(1) Macroscopic quantitation of mucosal changes based on scoring system estimating presence or absence of hemorrhagic lesions, their number and severity graded on arbitrary scale 1 to 4. Lesion index, expressed as an average score (number of lesions X severity) was estimated per each group of animals.
(2) Mucosal histology
(3) Scanning electron microscopy
Macroscopic mucosal changes at 4 hours after aspirin were 80.+-.6 in the PL group and significantly less (2.+-3 and 8.+-.1) in AA and LLC groups respectively. Histologic evaluation 4 hours after aspirin showed presence of deep necrotic lesions penetrating into midportion of the mucosa in PL pretreated rats. The continuity of the surface epithelium in regions between necrotic leasions was extensively disrupted. In contrast in AA and LLC groups at 4 hours after aspirin deep necrotic lesions did not occur and mucosal surface epithelium was continuous. The scanning electromicroscopy revealed the same findings extensive mucosal damage after aspirin in PL pretreated animals nad nearly normal mucosa in AA and LLC pretreated rats. These studies showed that AA and LLC acid are very effective in protecting rat gastric mucosa against aspirin induced gastric mucosal necrosis.
The compositions of our invention are also effective in healing gastric-duodenal ulceration because of the production of PGE.sub.2 which is known to heal such ulceration.
40 rats were given, by gavage, either 1 ml of 5 mM PL solution (as a control) or 1 ml of 120 mM arachidonic acid in the 5 mM PL solution. One hour later the rats were given 2.5 ml of 100% ethanol and the animals sacrificed 24 hours later.

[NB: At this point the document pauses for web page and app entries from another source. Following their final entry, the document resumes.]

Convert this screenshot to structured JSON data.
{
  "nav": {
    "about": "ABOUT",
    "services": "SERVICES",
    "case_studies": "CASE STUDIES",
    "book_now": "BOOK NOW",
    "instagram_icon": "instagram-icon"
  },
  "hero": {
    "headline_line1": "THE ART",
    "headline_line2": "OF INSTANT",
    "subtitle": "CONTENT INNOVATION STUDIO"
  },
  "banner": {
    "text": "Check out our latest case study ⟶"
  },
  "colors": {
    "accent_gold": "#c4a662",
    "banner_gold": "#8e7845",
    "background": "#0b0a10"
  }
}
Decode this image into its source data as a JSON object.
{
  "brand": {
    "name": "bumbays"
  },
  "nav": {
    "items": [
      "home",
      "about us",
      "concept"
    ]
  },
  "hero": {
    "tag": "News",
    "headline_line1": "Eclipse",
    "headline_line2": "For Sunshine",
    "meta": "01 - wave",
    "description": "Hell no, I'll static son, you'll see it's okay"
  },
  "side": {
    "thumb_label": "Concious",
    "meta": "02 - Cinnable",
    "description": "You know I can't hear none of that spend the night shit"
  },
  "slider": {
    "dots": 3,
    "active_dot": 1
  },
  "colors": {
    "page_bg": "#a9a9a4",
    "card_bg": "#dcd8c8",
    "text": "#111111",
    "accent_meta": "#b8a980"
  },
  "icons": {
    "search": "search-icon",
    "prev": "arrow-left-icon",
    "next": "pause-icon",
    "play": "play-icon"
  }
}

The liver was then removed and specimens fixed for 2 hours in 3.5% purified glutaraldehyde (buffered in 0.1M phosphate of 7.4). The liver specimens were washed with buffer and postfixed in 1% osmium tetroxide at 0 C. for 1 hour. After dehydration with graded ethanol the tissue was embed in epoxy resin. Silver gray thin sections of the specimen were double stained with 2% uranyl acetate followed by lead citrate and examined with an RCA electron microscope.

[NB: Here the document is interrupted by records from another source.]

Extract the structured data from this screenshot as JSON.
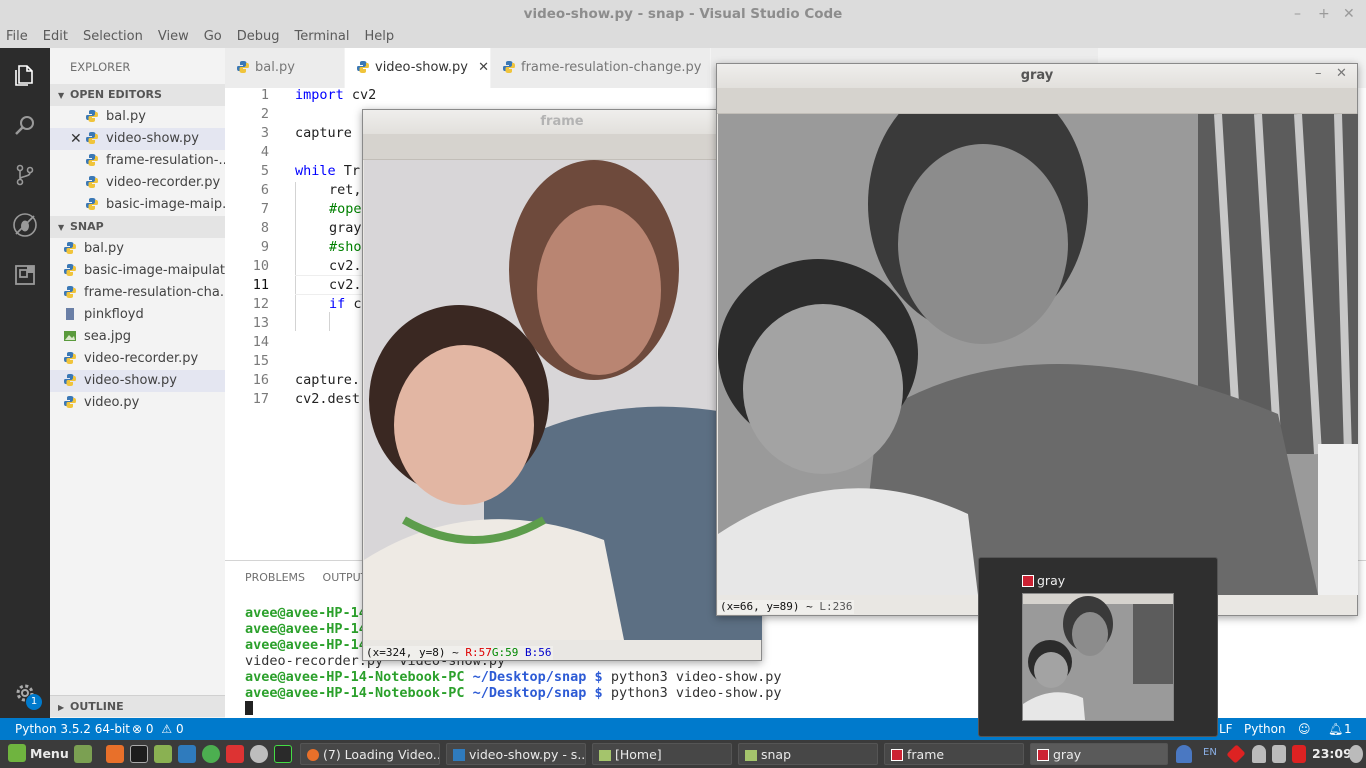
{
  "window": {
    "title": "video-show.py - snap - Visual Studio Code"
  },
  "menu": [
    "File",
    "Edit",
    "Selection",
    "View",
    "Go",
    "Debug",
    "Terminal",
    "Help"
  ],
  "sidebar": {
    "title": "EXPLORER",
    "open_editors": {
      "label": "OPEN EDITORS",
      "items": [
        "bal.py",
        "video-show.py",
        "frame-resulation-...",
        "video-recorder.py",
        "basic-image-maip..."
      ]
    },
    "snap": {
      "label": "SNAP",
      "items": [
        "bal.py",
        "basic-image-maipulat...",
        "frame-resulation-cha...",
        "pinkfloyd",
        "sea.jpg",
        "video-recorder.py",
        "video-show.py",
        "video.py"
      ]
    },
    "outline": "OUTLINE",
    "settings_badge": "1"
  },
  "tabs": [
    "bal.py",
    "video-show.py",
    "frame-resulation-change.py"
  ],
  "editor": {
    "line_numbers": [
      "1",
      "2",
      "3",
      "4",
      "5",
      "6",
      "7",
      "8",
      "9",
      "10",
      "11",
      "12",
      "13",
      "14",
      "15",
      "16",
      "17"
    ],
    "lines": {
      "l1a": "import",
      "l1b": " cv2",
      "l3": "capture",
      "l5a": "while",
      "l5b": " Tr",
      "l6": "ret,",
      "l7": "#ope",
      "l8": "gray",
      "l9": "#sho",
      "l10": "cv2.",
      "l11": "cv2.",
      "l12a": "if",
      "l12b": " c",
      "l16": "capture.",
      "l17": "cv2.dest"
    }
  },
  "panel": {
    "tabs": [
      "PROBLEMS",
      "OUTPUT"
    ],
    "terminal": {
      "user_host": "avee@avee-HP-14-Notebook-PC",
      "user_host_cut": "avee@avee-HP-14",
      "path": "~/Desktop/snap",
      "prompt": "$",
      "listing": "video-recorder.py  video-show.py",
      "command": "python3 video-show.py"
    }
  },
  "statusbar": {
    "python": "Python 3.5.2 64-bit",
    "errors": "0",
    "warnings": "0",
    "eol": "LF",
    "language": "Python",
    "notifications": "1"
  },
  "cv_frame": {
    "title": "frame",
    "status_pos": "(x=324, y=8) ~",
    "r": "R:57",
    "g": "G:59",
    "b": "B:56"
  },
  "cv_gray": {
    "title": "gray",
    "status_pos": "(x=66, y=89) ~",
    "l": "L:236"
  },
  "preview": {
    "title": "gray"
  },
  "taskbar": {
    "menu": "Menu",
    "items": [
      "(7) Loading Video...",
      "video-show.py - s...",
      "[Home]",
      "snap",
      "frame",
      "gray"
    ],
    "lang": "EN",
    "clock": "23:09"
  },
  "colors": {
    "status_blue": "#007acc",
    "terminal_green": "#2ba02b",
    "terminal_blue": "#2d5bd5",
    "keyword_blue": "#0000ff",
    "comment_green": "#008000"
  }
}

The following ultrastructural changes occured in the hepatocytes of control rats receiving PL solution only followed by 2.5 ml of 100% ethanol (1) focal cytoplasmic necrosis, (2) swelling and irregularity of most of the mitochondria with distrotion of the sized and shape of the cristae, with intramitochondiral dense granules and occasional myelin figures present (3) prominent proliferation and dilatation of the endoplasmic reticulum (4) presence of lipid vacules in the cytoplasm and (5) glycogen depletion and chromatin replacement of most of the nuclear area. These morphological changes were present in all the animals studied. In rats receiving AA pretreatment followed by ethanol, most of the alcohol induced changes were virtually prevented except for lipid vaculization which was significantly reduced.
It is apparent from this example, that a single dose of ethanol administered orally to rats produces prominent ultrastructural changes in the hepatocytes. These changes include alteration of mitochrondria and of cytoplasmic reticulum as well as focal cytoplasmic necrosis (degradation). These changes are similar to those seen in human liver after acute dose alcohol administration.
The present example demonstrated further that oral pretreatment with a single dose of only 37 mg of AA protects the liver against acute injury induced with ethanol.